"Personal Ancestral File is a system designed to simplify your genealogical record keeping."
Long before Ancestry.com and full-time access to the Internet, PAF was designed to help ease individuals into the world of documenting their family histories with keyboards, monochrome monitors, floppy disks and dot-matrix printers.
These were some of the benefits touted by the brochure:
- "Personal Ancestral File allows you to enter historical information or source reference notes for each individual — valuable background information every genealogist wants to keep."
- "The Family Records program can sort and print lists — for example, names of individuals ordered alphabetically, by Record Identification Number, or by user-assigned ID number."
- "Because you store your information on diskettes other than the program diskette, you can record information about an unlimited number of people. You are limited only by the number of diskettes you want to buy."
- "Convert all or part of your Family Records data to a transmission data format that you can send to another Personal Ancestral File user."
To be fair, the brochure makes clear what the software can and cannot do, and doesn't sell the product (or the PC) as an easy solution for every fledgling or unorganized genealogist:
- "The Research Data Filer does not teach you research principles or strategies. But it does help organize research data so that you can analyze it more effectively."
- "Personal Ancestral File operates only on your personal computer. It does not give you access to any of the computer files in the Family History Department."
- "This genealogical software was developed as an aid for those who own or have access to a personal computer. The Family History Department does not encourage you to purchase a personal computer simply to use this software."
The software was available for MS-DOS, Apple II and Macintosh computers. No price was listed in the brochure, but a 1989 Church News article indicates that the package cost $35 (reasonable for the time) and that there were already about 100,000 users, only about half of whom were Mormons.
Personal Ancestral File stood the test of time, through many upgrades and new versions, especially given how quickly software becomes defunct in the computing era. It was launched in 1983 and was not discontinued until 2013.
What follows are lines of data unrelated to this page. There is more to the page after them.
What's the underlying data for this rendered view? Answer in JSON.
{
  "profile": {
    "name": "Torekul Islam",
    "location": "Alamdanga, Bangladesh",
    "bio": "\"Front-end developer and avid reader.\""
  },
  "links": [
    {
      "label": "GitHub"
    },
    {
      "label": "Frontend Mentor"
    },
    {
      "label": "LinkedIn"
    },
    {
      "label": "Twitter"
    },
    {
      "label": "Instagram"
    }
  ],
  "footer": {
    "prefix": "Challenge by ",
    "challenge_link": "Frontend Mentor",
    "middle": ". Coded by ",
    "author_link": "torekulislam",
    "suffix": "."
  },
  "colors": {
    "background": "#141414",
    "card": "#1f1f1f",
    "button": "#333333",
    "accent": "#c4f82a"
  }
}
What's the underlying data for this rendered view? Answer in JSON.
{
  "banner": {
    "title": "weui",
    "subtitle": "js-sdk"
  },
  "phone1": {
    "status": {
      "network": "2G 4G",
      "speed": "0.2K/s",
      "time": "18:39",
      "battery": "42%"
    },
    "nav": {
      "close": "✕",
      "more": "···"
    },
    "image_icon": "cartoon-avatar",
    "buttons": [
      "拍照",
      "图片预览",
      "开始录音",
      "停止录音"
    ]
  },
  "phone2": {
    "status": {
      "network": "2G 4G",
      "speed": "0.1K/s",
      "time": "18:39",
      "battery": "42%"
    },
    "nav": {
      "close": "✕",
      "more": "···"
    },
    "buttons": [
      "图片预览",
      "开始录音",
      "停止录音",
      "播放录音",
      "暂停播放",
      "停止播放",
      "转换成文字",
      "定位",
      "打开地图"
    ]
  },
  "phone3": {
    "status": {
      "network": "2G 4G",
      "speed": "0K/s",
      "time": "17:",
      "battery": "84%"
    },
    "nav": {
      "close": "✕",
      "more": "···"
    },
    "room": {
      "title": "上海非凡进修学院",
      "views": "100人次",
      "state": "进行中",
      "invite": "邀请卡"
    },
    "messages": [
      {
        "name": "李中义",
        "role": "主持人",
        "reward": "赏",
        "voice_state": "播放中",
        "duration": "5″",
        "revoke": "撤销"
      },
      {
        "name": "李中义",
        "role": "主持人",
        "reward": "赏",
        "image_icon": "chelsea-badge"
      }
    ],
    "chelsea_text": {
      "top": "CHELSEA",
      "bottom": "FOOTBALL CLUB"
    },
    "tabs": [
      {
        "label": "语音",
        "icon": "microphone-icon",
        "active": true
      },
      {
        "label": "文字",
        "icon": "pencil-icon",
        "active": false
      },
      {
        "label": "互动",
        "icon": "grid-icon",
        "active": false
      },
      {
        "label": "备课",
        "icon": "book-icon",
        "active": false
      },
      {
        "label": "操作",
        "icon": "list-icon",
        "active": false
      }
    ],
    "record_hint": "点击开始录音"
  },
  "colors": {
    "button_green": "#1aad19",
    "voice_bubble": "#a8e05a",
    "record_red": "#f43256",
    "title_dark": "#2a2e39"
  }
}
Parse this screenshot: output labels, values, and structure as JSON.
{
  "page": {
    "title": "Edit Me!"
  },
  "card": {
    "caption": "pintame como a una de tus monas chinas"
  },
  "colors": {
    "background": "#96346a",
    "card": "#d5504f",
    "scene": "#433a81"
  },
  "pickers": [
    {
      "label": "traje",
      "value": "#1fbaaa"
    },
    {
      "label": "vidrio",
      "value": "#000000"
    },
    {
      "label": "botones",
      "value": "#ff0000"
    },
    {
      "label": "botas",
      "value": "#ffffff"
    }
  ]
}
- Advertisements from a 1982 issue of Creative Computing
- From 1982: Dr. Robert Wesson's program will help you speel better
- From 1982: William Shatner peddles Commodore's VIC-20